If you’re an investor, you’ve likely heard buzz about the possible consolidation of budget suit retailers Jos. A. Bank and Men’s Wearhouse. Mergers, acquisitions, and bankruptcies have little to do with the usual topics on the Brain Juice blog, but I feel the health of the suit industry does. Continue reading →
This week, my wife and I shopped for a new car—a thorough process of “try and buy” I’d not undertaken before. In both excitement and intimidation, we ran an exhausting 8-hour marathon, kicking the tires on a dozen cars. In retrospect, it was apparent our final selection was impacted more by the brand courtship than the product itself, with all recommended cars fitting neatly into our minimal criteria. The consumer engagement styles divided into the following three approaches. Continue reading →
This summer we held the 3rd-annual open source software barbeque (#OSSBBQ) in DC‚ an event many in the local tech crowd (including myself) get excited about ever year. It’s a social event for the DC PHP, jQuery, and WordPress meetup groups borne out of convenience (or inconvenience, rather).

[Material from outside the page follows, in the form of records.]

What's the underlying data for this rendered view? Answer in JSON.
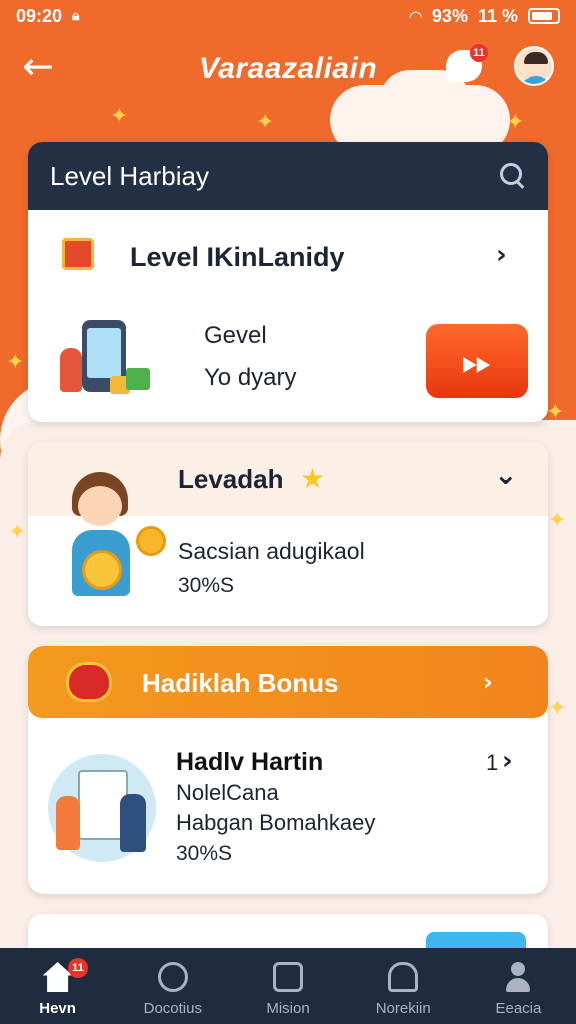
{
  "status_bar": {
    "time": "09:20",
    "battery_text": "93%",
    "signal_text": "11 %"
  },
  "app_bar": {
    "title": "Varaazaliain",
    "chat_badge": "11"
  },
  "card_level": {
    "header": "Level Harbiay",
    "row_label": "Level IKinLanidy",
    "line1": "Gevel",
    "line2": "Yo dyary"
  },
  "card_leaderboard": {
    "header": "Levadah",
    "line1": "Sacsian adugikaol",
    "line2": "30%S"
  },
  "card_bonus": {
    "header": "Hadiklah Bonus",
    "title": "Hadlv Hartin",
    "line1": "NolelCana",
    "line2": "Habgan Bomahkaey",
    "line3": "30%S",
    "count": "1"
  },
  "nav": {
    "items": [
      {
        "label": "Hevn",
        "icon": "home-icon",
        "badge": "11",
        "active": true
      },
      {
        "label": "Docotius",
        "icon": "search-icon",
        "active": false
      },
      {
        "label": "Mision",
        "icon": "mission-icon",
        "active": false
      },
      {
        "label": "Norekiin",
        "icon": "bell-icon",
        "active": false
      },
      {
        "label": "Eeacia",
        "icon": "user-icon",
        "active": false
      }
    ]
  },
  "colors": {
    "brand_orange": "#f06a2b",
    "dark_navy": "#232f44",
    "play_red": "#e8360f",
    "bonus_orange": "#f39a1e"
  }
}
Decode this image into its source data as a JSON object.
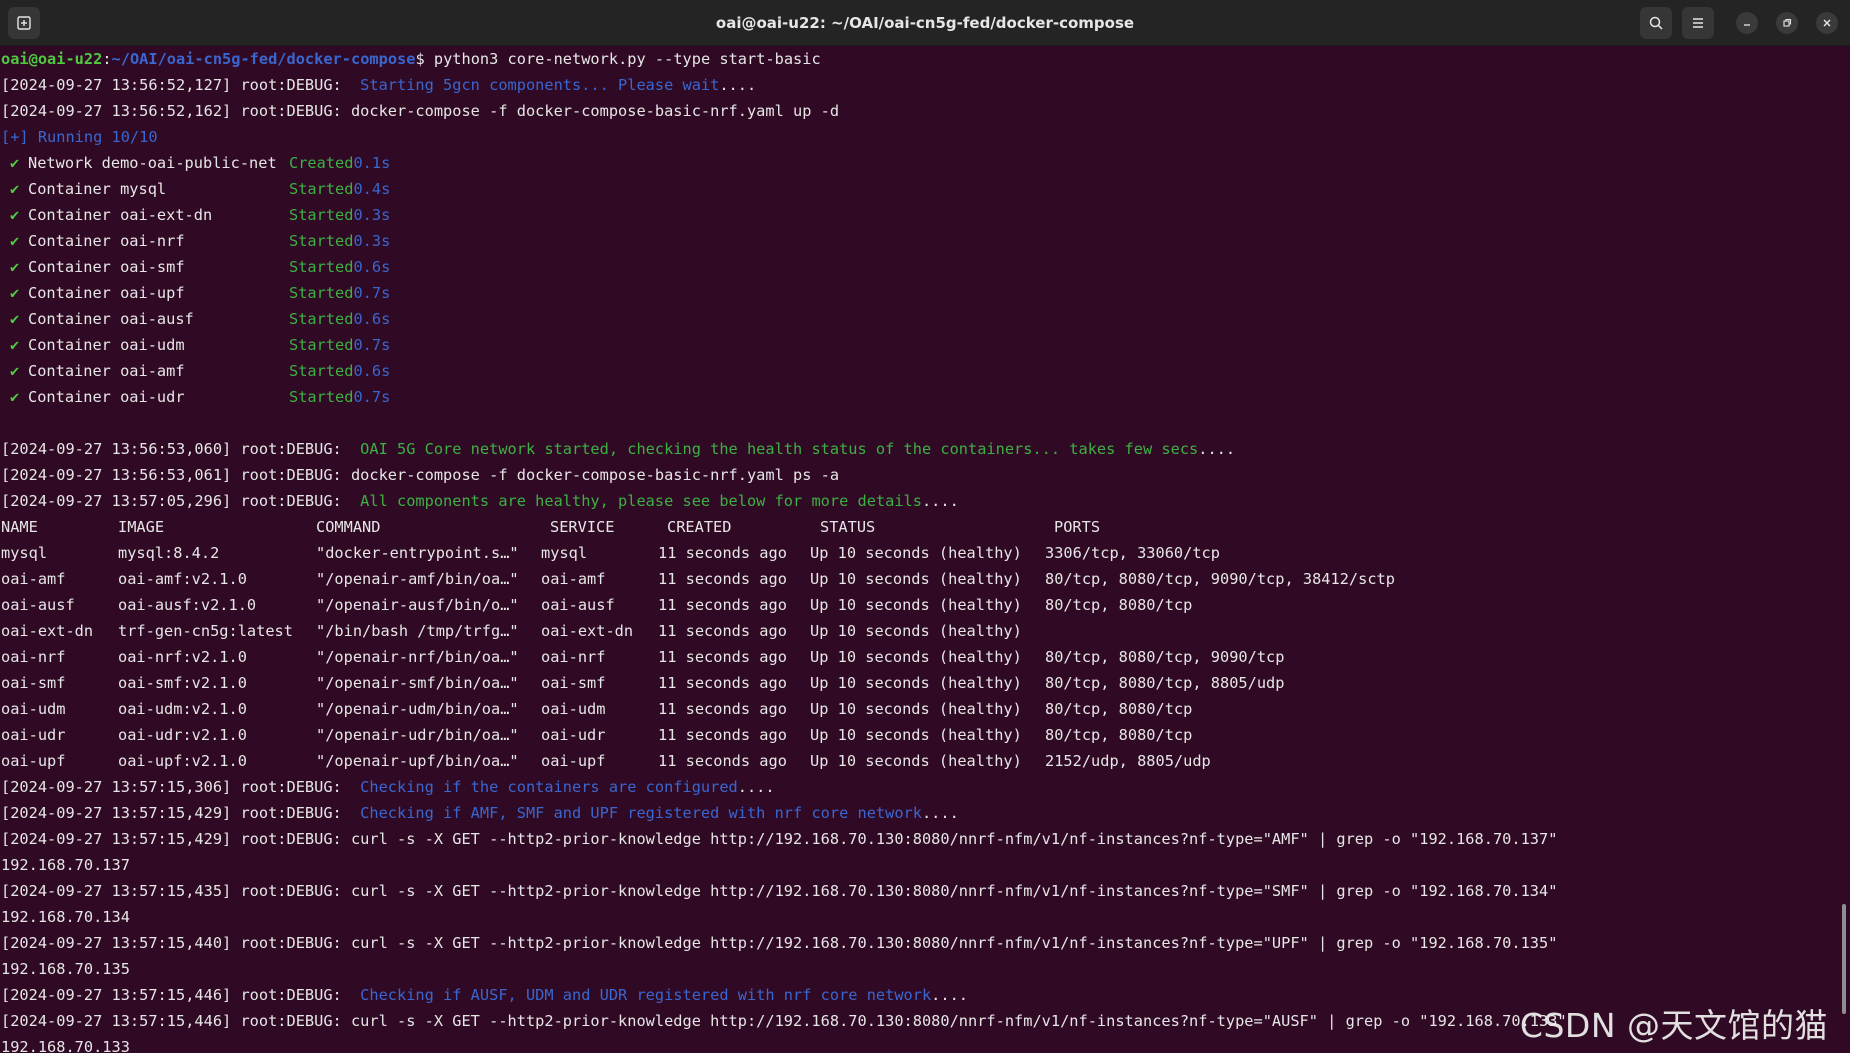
{
  "window": {
    "title": "oai@oai-u22: ~/OAI/oai-cn5g-fed/docker-compose"
  },
  "prompt": {
    "user": "oai@oai-u22",
    "sep": ":",
    "path": "~/OAI/oai-cn5g-fed/docker-compose",
    "dollar": "$ ",
    "command": "python3 core-network.py --type start-basic"
  },
  "log_top": [
    {
      "prefix": "[2024-09-27 13:56:52,127] root:DEBUG:  ",
      "msg": "Starting 5gcn components... Please wait",
      "tail": "....",
      "msg_color": "blue"
    },
    {
      "prefix": "[2024-09-27 13:56:52,162] root:DEBUG: docker-compose -f docker-compose-basic-nrf.yaml up -d",
      "msg": "",
      "tail": "",
      "msg_color": ""
    }
  ],
  "running": "[+] Running 10/10",
  "compose_items": [
    {
      "name": "Network demo-oai-public-net",
      "status": "Created",
      "time": "0.1s"
    },
    {
      "name": "Container mysql",
      "status": "Started",
      "time": "0.4s"
    },
    {
      "name": "Container oai-ext-dn",
      "status": "Started",
      "time": "0.3s"
    },
    {
      "name": "Container oai-nrf",
      "status": "Started",
      "time": "0.3s"
    },
    {
      "name": "Container oai-smf",
      "status": "Started",
      "time": "0.6s"
    },
    {
      "name": "Container oai-upf",
      "status": "Started",
      "time": "0.7s"
    },
    {
      "name": "Container oai-ausf",
      "status": "Started",
      "time": "0.6s"
    },
    {
      "name": "Container oai-udm",
      "status": "Started",
      "time": "0.7s"
    },
    {
      "name": "Container oai-amf",
      "status": "Started",
      "time": "0.6s"
    },
    {
      "name": "Container oai-udr",
      "status": "Started",
      "time": "0.7s"
    }
  ],
  "log_mid": [
    {
      "prefix": "[2024-09-27 13:56:53,060] root:DEBUG:  ",
      "msg": "OAI 5G Core network started, checking the health status of the containers... takes few secs",
      "tail": "....",
      "msg_color": "green"
    },
    {
      "prefix": "[2024-09-27 13:56:53,061] root:DEBUG: docker-compose -f docker-compose-basic-nrf.yaml ps -a",
      "msg": "",
      "tail": "",
      "msg_color": ""
    },
    {
      "prefix": "[2024-09-27 13:57:05,296] root:DEBUG:  ",
      "msg": "All components are healthy, please see below for more details",
      "tail": "....",
      "msg_color": "green"
    }
  ],
  "ps_table": {
    "headers": [
      "NAME",
      "IMAGE",
      "COMMAND",
      "SERVICE",
      "CREATED",
      "STATUS",
      "PORTS"
    ],
    "rows": [
      [
        "mysql",
        "mysql:8.4.2",
        "\"docker-entrypoint.s…\"",
        "mysql",
        "11 seconds ago",
        "Up 10 seconds (healthy)",
        "3306/tcp, 33060/tcp"
      ],
      [
        "oai-amf",
        "oai-amf:v2.1.0",
        "\"/openair-amf/bin/oa…\"",
        "oai-amf",
        "11 seconds ago",
        "Up 10 seconds (healthy)",
        "80/tcp, 8080/tcp, 9090/tcp, 38412/sctp"
      ],
      [
        "oai-ausf",
        "oai-ausf:v2.1.0",
        "\"/openair-ausf/bin/o…\"",
        "oai-ausf",
        "11 seconds ago",
        "Up 10 seconds (healthy)",
        "80/tcp, 8080/tcp"
      ],
      [
        "oai-ext-dn",
        "trf-gen-cn5g:latest",
        "\"/bin/bash /tmp/trfg…\"",
        "oai-ext-dn",
        "11 seconds ago",
        "Up 10 seconds (healthy)",
        ""
      ],
      [
        "oai-nrf",
        "oai-nrf:v2.1.0",
        "\"/openair-nrf/bin/oa…\"",
        "oai-nrf",
        "11 seconds ago",
        "Up 10 seconds (healthy)",
        "80/tcp, 8080/tcp, 9090/tcp"
      ],
      [
        "oai-smf",
        "oai-smf:v2.1.0",
        "\"/openair-smf/bin/oa…\"",
        "oai-smf",
        "11 seconds ago",
        "Up 10 seconds (healthy)",
        "80/tcp, 8080/tcp, 8805/udp"
      ],
      [
        "oai-udm",
        "oai-udm:v2.1.0",
        "\"/openair-udm/bin/oa…\"",
        "oai-udm",
        "11 seconds ago",
        "Up 10 seconds (healthy)",
        "80/tcp, 8080/tcp"
      ],
      [
        "oai-udr",
        "oai-udr:v2.1.0",
        "\"/openair-udr/bin/oa…\"",
        "oai-udr",
        "11 seconds ago",
        "Up 10 seconds (healthy)",
        "80/tcp, 8080/tcp"
      ],
      [
        "oai-upf",
        "oai-upf:v2.1.0",
        "\"/openair-upf/bin/oa…\"",
        "oai-upf",
        "11 seconds ago",
        "Up 10 seconds (healthy)",
        "2152/udp, 8805/udp"
      ]
    ]
  },
  "log_bottom": [
    {
      "prefix": "[2024-09-27 13:57:15,306] root:DEBUG:  ",
      "msg": "Checking if the containers are configured",
      "tail": "....",
      "msg_color": "blue"
    },
    {
      "prefix": "[2024-09-27 13:57:15,429] root:DEBUG:  ",
      "msg": "Checking if AMF, SMF and UPF registered with nrf core network",
      "tail": "....",
      "msg_color": "blue"
    },
    {
      "prefix": "[2024-09-27 13:57:15,429] root:DEBUG: curl -s -X GET --http2-prior-knowledge http://192.168.70.130:8080/nnrf-nfm/v1/nf-instances?nf-type=\"AMF\" | grep -o \"192.168.70.137\"",
      "msg": "",
      "tail": "",
      "msg_color": ""
    },
    {
      "prefix": "192.168.70.137",
      "msg": "",
      "tail": "",
      "msg_color": ""
    },
    {
      "prefix": "[2024-09-27 13:57:15,435] root:DEBUG: curl -s -X GET --http2-prior-knowledge http://192.168.70.130:8080/nnrf-nfm/v1/nf-instances?nf-type=\"SMF\" | grep -o \"192.168.70.134\"",
      "msg": "",
      "tail": "",
      "msg_color": ""
    },
    {
      "prefix": "192.168.70.134",
      "msg": "",
      "tail": "",
      "msg_color": ""
    },
    {
      "prefix": "[2024-09-27 13:57:15,440] root:DEBUG: curl -s -X GET --http2-prior-knowledge http://192.168.70.130:8080/nnrf-nfm/v1/nf-instances?nf-type=\"UPF\" | grep -o \"192.168.70.135\"",
      "msg": "",
      "tail": "",
      "msg_color": ""
    },
    {
      "prefix": "192.168.70.135",
      "msg": "",
      "tail": "",
      "msg_color": ""
    },
    {
      "prefix": "[2024-09-27 13:57:15,446] root:DEBUG:  ",
      "msg": "Checking if AUSF, UDM and UDR registered with nrf core network",
      "tail": "....",
      "msg_color": "blue"
    },
    {
      "prefix": "[2024-09-27 13:57:15,446] root:DEBUG: curl -s -X GET --http2-prior-knowledge http://192.168.70.130:8080/nnrf-nfm/v1/nf-instances?nf-type=\"AUSF\" | grep -o \"192.168.70.133\"",
      "msg": "",
      "tail": "",
      "msg_color": ""
    },
    {
      "prefix": "192.168.70.133",
      "msg": "",
      "tail": "",
      "msg_color": ""
    }
  ],
  "watermark": "CSDN @天文馆的猫",
  "colors": {
    "background": "#300a24",
    "titlebar": "#242424",
    "blue_text": "#3a66d0",
    "green_text": "#3cb043"
  }
}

In the spirit of open source, this post should give you a behind-the-scenes tour of how we pull it off. You can do it too! Continue reading →